» **WHAT THIS TASK INVOLVES**
Check every line of the material below for "channel". Give the number of lines that have it, and only that.
»»
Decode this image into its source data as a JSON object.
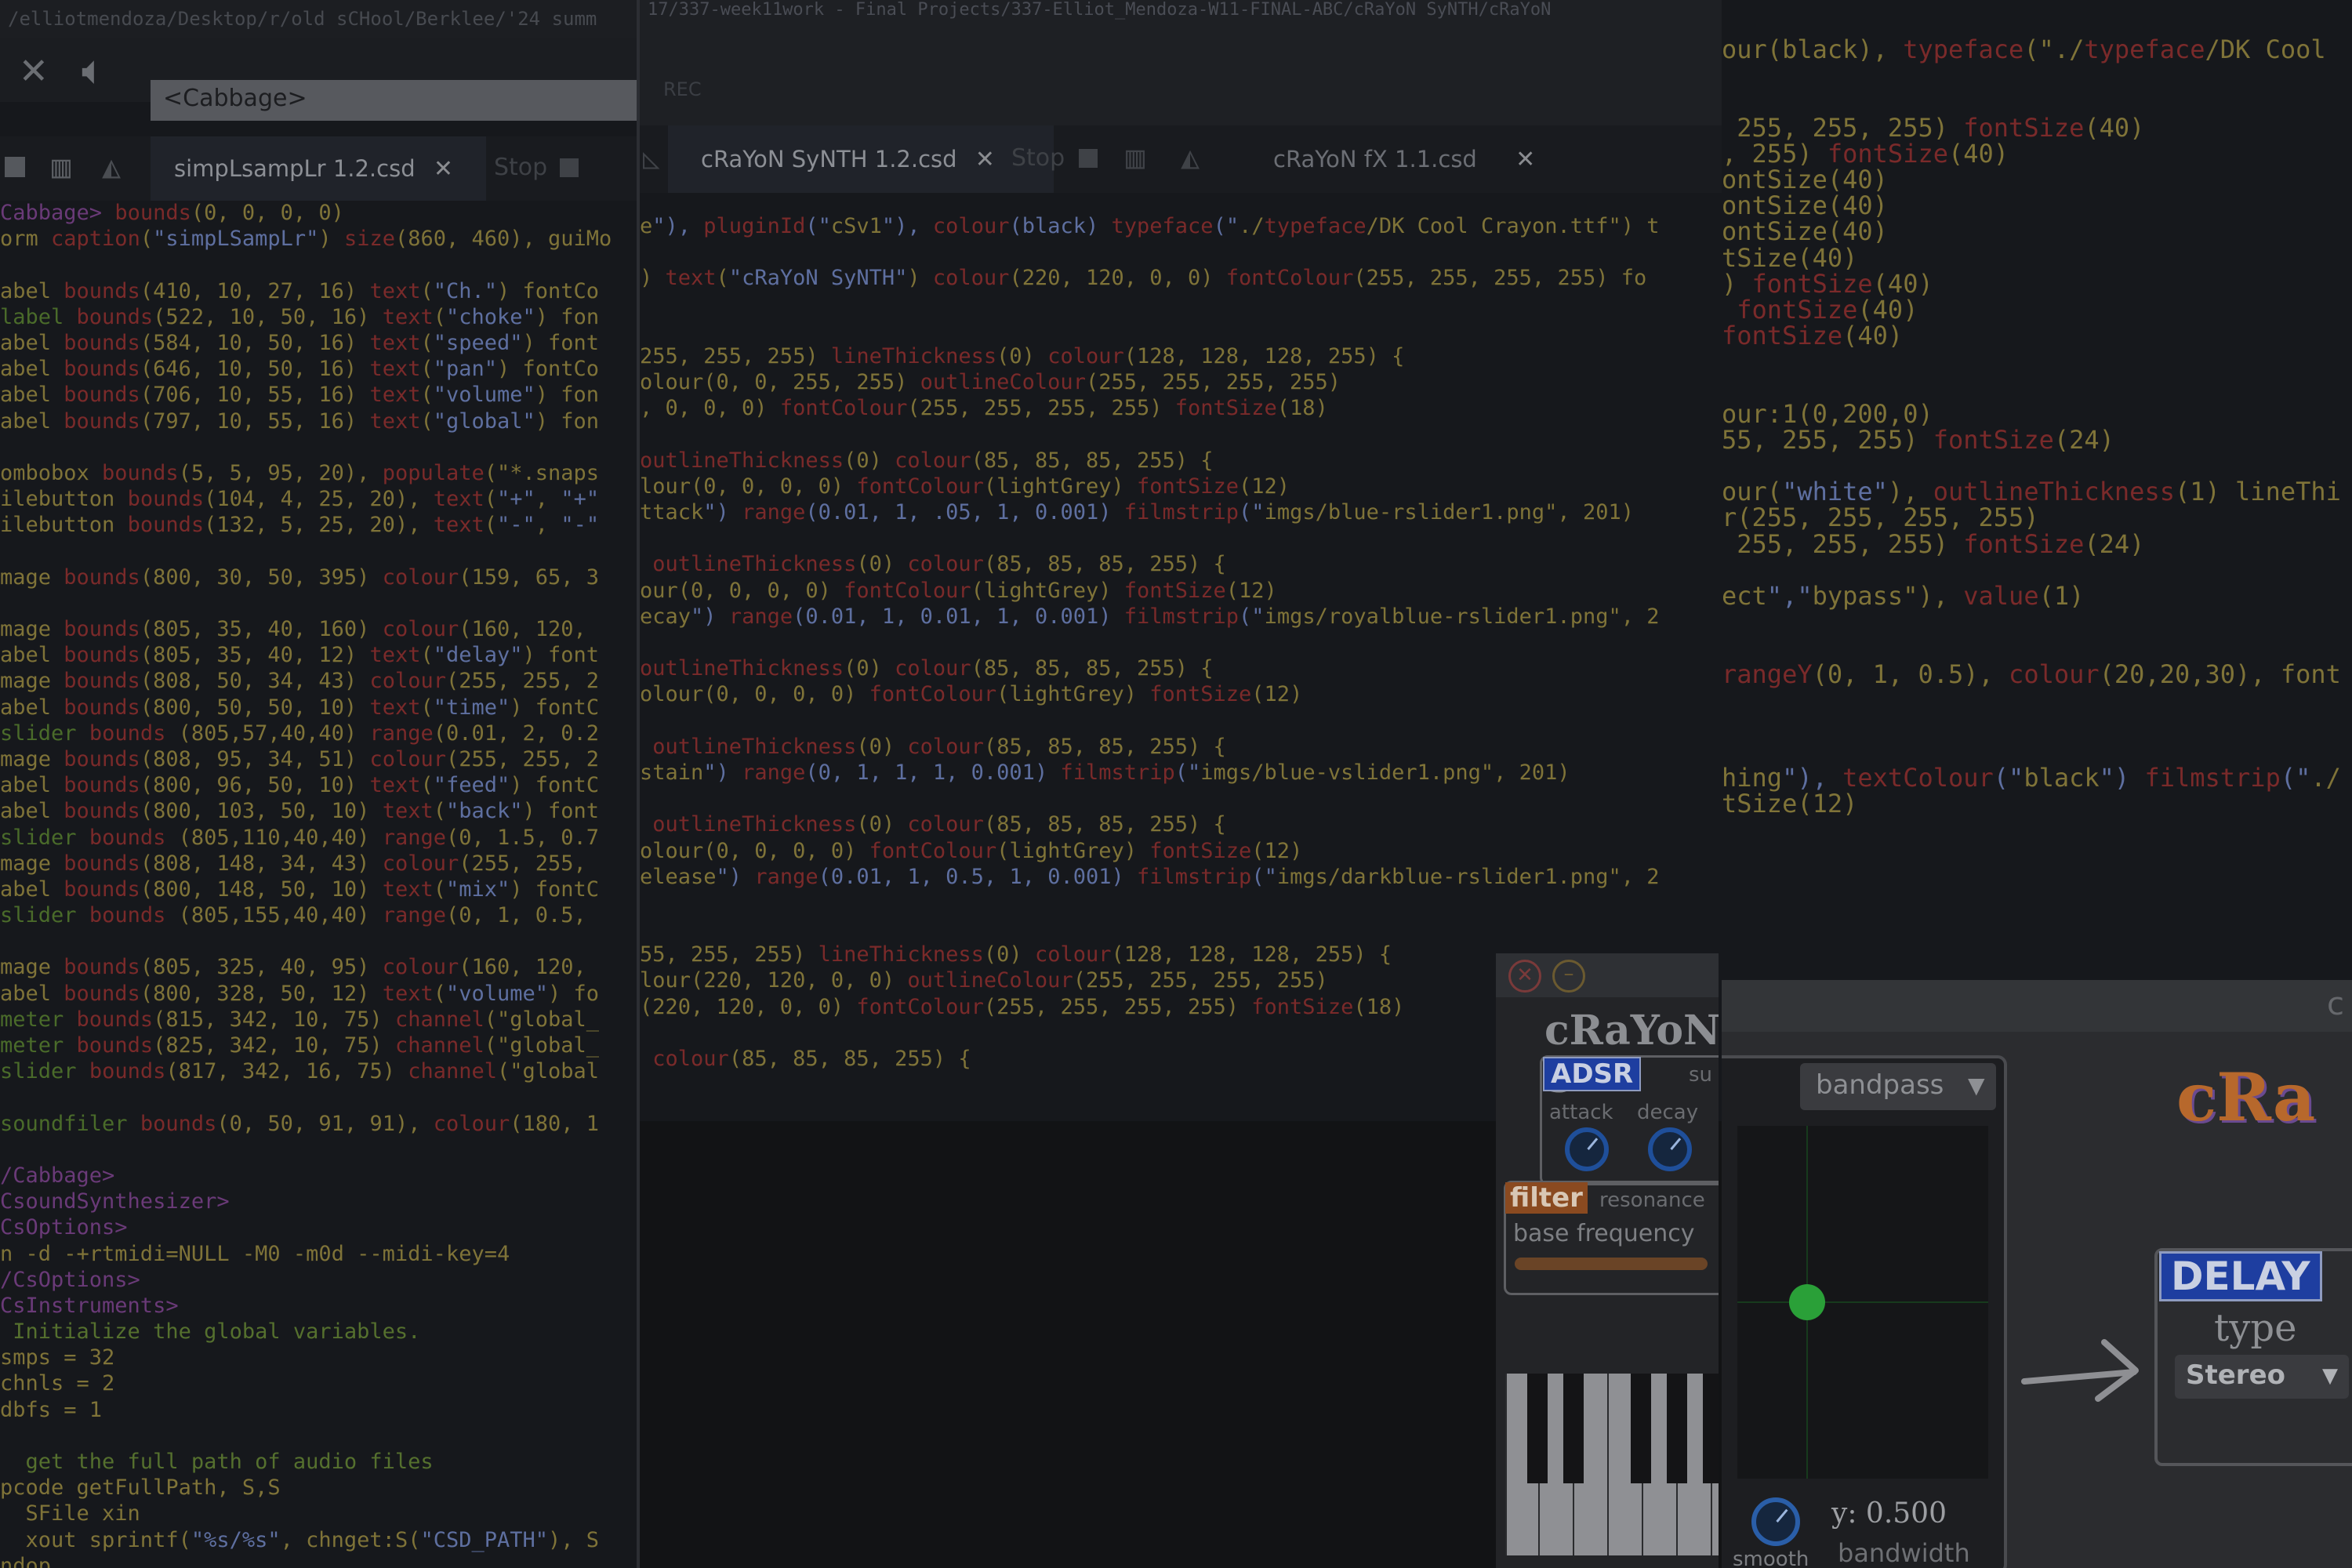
{
  "left_window": {
    "path": "/elliotmendoza/Desktop/r/old sCHool/Berklee/'24 summ",
    "cabbage_field": "<Cabbage>",
    "tab_label": "simpLsampLr 1.2.csd",
    "stop_label": "Stop",
    "code_lines": [
      "Cabbage> bounds(0, 0, 0, 0)",
      "orm caption(\"simpLSampLr\") size(860, 460), guiMo",
      "",
      "abel bounds(410, 10, 27, 16) text(\"Ch.\") fontCo",
      "label bounds(522, 10, 50, 16) text(\"choke\") fon",
      "abel bounds(584, 10, 50, 16) text(\"speed\") font",
      "abel bounds(646, 10, 50, 16) text(\"pan\") fontCo",
      "abel bounds(706, 10, 55, 16) text(\"volume\") fon",
      "abel bounds(797, 10, 55, 16) text(\"global\") fon",
      "",
      "ombobox bounds(5, 5, 95, 20), populate(\"*.snaps",
      "ilebutton bounds(104, 4, 25, 20), text(\"+\", \"+\"",
      "ilebutton bounds(132, 5, 25, 20), text(\"-\", \"-\"",
      "",
      "mage bounds(800, 30, 50, 395) colour(159, 65, 3",
      "",
      "mage bounds(805, 35, 40, 160) colour(160, 120, ",
      "abel bounds(805, 35, 40, 12) text(\"delay\") font",
      "mage bounds(808, 50, 34, 43) colour(255, 255, 2",
      "abel bounds(800, 50, 50, 10) text(\"time\") fontC",
      "slider bounds (805,57,40,40) range(0.01, 2, 0.2",
      "mage bounds(808, 95, 34, 51) colour(255, 255, 2",
      "abel bounds(800, 96, 50, 10) text(\"feed\") fontC",
      "abel bounds(800, 103, 50, 10) text(\"back\") font",
      "slider bounds (805,110,40,40) range(0, 1.5, 0.7",
      "mage bounds(808, 148, 34, 43) colour(255, 255, ",
      "abel bounds(800, 148, 50, 10) text(\"mix\") fontC",
      "slider bounds (805,155,40,40) range(0, 1, 0.5, ",
      "",
      "mage bounds(805, 325, 40, 95) colour(160, 120, ",
      "abel bounds(800, 328, 50, 12) text(\"volume\") fo",
      "meter bounds(815, 342, 10, 75) channel(\"global_",
      "meter bounds(825, 342, 10, 75) channel(\"global_",
      "slider bounds(817, 342, 16, 75) channel(\"global",
      "",
      "soundfiler bounds(0, 50, 91, 91), colour(180, 1",
      "",
      "/Cabbage>",
      "CsoundSynthesizer>",
      "CsOptions>",
      "n -d -+rtmidi=NULL -M0 -m0d --midi-key=4",
      "/CsOptions>",
      "CsInstruments>",
      " Initialize the global variables.",
      "smps = 32",
      "chnls = 2",
      "dbfs = 1",
      "",
      "  get the full path of audio files",
      "pcode getFullPath, S,S",
      "  SFile xin",
      "  xout sprintf(\"%s/%s\", chnget:S(\"CSD_PATH\"), S",
      "ndop"
    ]
  },
  "middle_window": {
    "path": "17/337-week11work - Final Projects/337-Elliot_Mendoza-W11-FINAL-ABC/cRaYoN SyNTH/cRaYoN",
    "rec_label": "REC",
    "tab_synth": "cRaYoN SyNTH 1.2.csd",
    "stop_label": "Stop",
    "tab_fx": "cRaYoN fX 1.1.csd",
    "code_lines": [
      "e\"), pluginId(\"cSv1\"), colour(black) typeface(\"./typeface/DK Cool Crayon.ttf\") t",
      "",
      ") text(\"cRaYoN SyNTH\") colour(220, 120, 0, 0) fontColour(255, 255, 255, 255) fo",
      "",
      "",
      "255, 255, 255) lineThickness(0) colour(128, 128, 128, 255) {",
      "olour(0, 0, 255, 255) outlineColour(255, 255, 255, 255)",
      ", 0, 0, 0) fontColour(255, 255, 255, 255) fontSize(18)",
      "",
      "outlineThickness(0) colour(85, 85, 85, 255) {",
      "lour(0, 0, 0, 0) fontColour(lightGrey) fontSize(12)",
      "ttack\") range(0.01, 1, .05, 1, 0.001) filmstrip(\"imgs/blue-rslider1.png\", 201)",
      "",
      " outlineThickness(0) colour(85, 85, 85, 255) {",
      "our(0, 0, 0, 0) fontColour(lightGrey) fontSize(12)",
      "ecay\") range(0.01, 1, 0.01, 1, 0.001) filmstrip(\"imgs/royalblue-rslider1.png\", 2",
      "",
      "outlineThickness(0) colour(85, 85, 85, 255) {",
      "olour(0, 0, 0, 0) fontColour(lightGrey) fontSize(12)",
      "",
      " outlineThickness(0) colour(85, 85, 85, 255) {",
      "stain\") range(0, 1, 1, 1, 0.001) filmstrip(\"imgs/blue-vslider1.png\", 201)",
      "",
      " outlineThickness(0) colour(85, 85, 85, 255) {",
      "olour(0, 0, 0, 0) fontColour(lightGrey) fontSize(12)",
      "elease\") range(0.01, 1, 0.5, 1, 0.001) filmstrip(\"imgs/darkblue-rslider1.png\", 2",
      "",
      "",
      "55, 255, 255) lineThickness(0) colour(128, 128, 128, 255) {",
      "lour(220, 120, 0, 0) outlineColour(255, 255, 255, 255)",
      "(220, 120, 0, 0) fontColour(255, 255, 255, 255) fontSize(18)",
      "",
      " colour(85, 85, 85, 255) {"
    ]
  },
  "right_window": {
    "code_lines": [
      "our(black), typeface(\"./typeface/DK Cool",
      "",
      "",
      " 255, 255, 255) fontSize(40)",
      ", 255) fontSize(40)",
      "ontSize(40)",
      "ontSize(40)",
      "ontSize(40)",
      "tSize(40)",
      ") fontSize(40)",
      " fontSize(40)",
      "fontSize(40)",
      "",
      "",
      "our:1(0,200,0)",
      "55, 255, 255) fontSize(24)",
      "",
      "our(\"white\"), outlineThickness(1) lineThi",
      "r(255, 255, 255, 255)",
      " 255, 255, 255) fontSize(24)",
      "",
      "ect\",\"bypass\"), value(1)",
      "",
      "",
      "rangeY(0, 1, 0.5), colour(20,20,30), font",
      "",
      "",
      "",
      "hing\"), textColour(\"black\") filmstrip(\"./",
      "tSize(12)"
    ]
  },
  "synth_plugin": {
    "title": "cRaYoN S",
    "adsr_label": "ADSR",
    "attack_label": "attack",
    "decay_label": "decay",
    "sustain_abbr": "su",
    "filter_label": "filter",
    "resonance_label": "resonance",
    "base_freq_label": "base frequency"
  },
  "fx_plugin": {
    "filter_type": "bandpass",
    "xy_readout": "y: 0.500",
    "smooth_label": "smooth",
    "bandwidth_label": "bandwidth",
    "title_partial": "cRa",
    "delay_label": "DELAY",
    "type_label": "type",
    "type_value": "Stereo",
    "header_letter": "c"
  },
  "colors": {
    "background": "#0d0e10",
    "editor_bg": "#16181c",
    "orange": "#b7682c",
    "blue_badge": "#1e3ea0",
    "green_dot": "#2aa038"
  }
}
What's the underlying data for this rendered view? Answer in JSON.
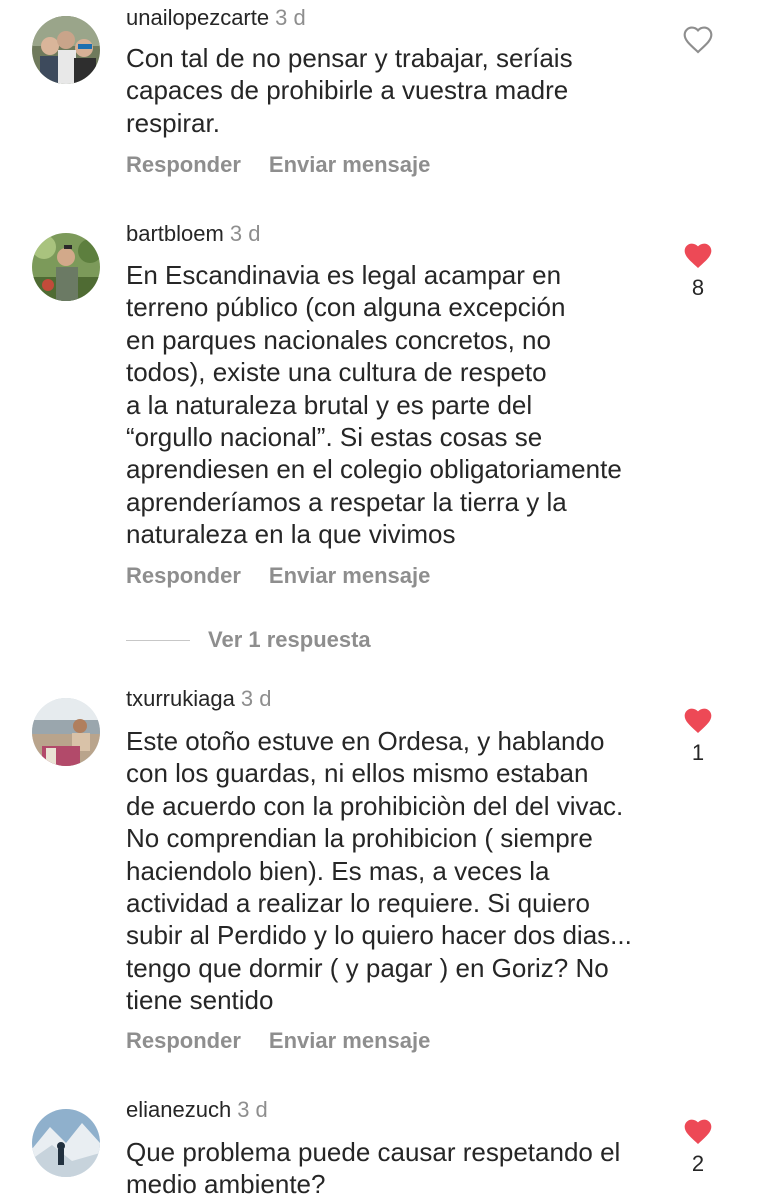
{
  "comments": [
    {
      "username": "unailopezcarte",
      "time": "3 d",
      "lines": [
        "Con tal de no pensar y trabajar, seríais",
        "capaces de prohibirle a vuestra madre",
        "respirar."
      ],
      "reply_label": "Responder",
      "message_label": "Enviar mensaje",
      "liked": false,
      "likes": ""
    },
    {
      "username": "bartbloem",
      "time": "3 d",
      "lines": [
        "En Escandinavia es legal acampar en",
        "terreno público (con alguna excepción",
        "en parques nacionales concretos, no",
        "todos), existe una cultura de respeto",
        "a la naturaleza brutal y es parte del",
        "“orgullo nacional”. Si estas cosas se",
        "aprendiesen en el colegio obligatoriamente",
        "aprenderíamos a respetar la tierra y la",
        "naturaleza en la que vivimos"
      ],
      "reply_label": "Responder",
      "message_label": "Enviar mensaje",
      "liked": true,
      "likes": "8",
      "view_replies": "Ver 1 respuesta"
    },
    {
      "username": "txurrukiaga",
      "time": "3 d",
      "lines": [
        "Este otoño estuve en Ordesa, y hablando",
        "con los guardas, ni ellos mismo estaban",
        "de acuerdo con la prohibiciòn del del vivac.",
        "No comprendian la prohibicion ( siempre",
        "haciendolo bien). Es mas, a veces la",
        "actividad a realizar lo requiere. Si quiero",
        "subir al Perdido y lo quiero hacer dos dias...",
        "tengo que dormir ( y pagar ) en Goriz? No",
        "tiene sentido"
      ],
      "reply_label": "Responder",
      "message_label": "Enviar mensaje",
      "liked": true,
      "likes": "1"
    },
    {
      "username": "elianezuch",
      "time": "3 d",
      "lines": [
        "Que problema puede causar respetando el",
        "medio ambiente?"
      ],
      "liked": true,
      "likes": "2"
    }
  ],
  "colors": {
    "like_red": "#ed4956",
    "muted": "#8e8e8e",
    "text": "#262626"
  },
  "icons": {
    "unliked": "heart-outline-icon",
    "liked": "heart-filled-icon"
  }
}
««
» **REPLY TO THE EXERCISE**
3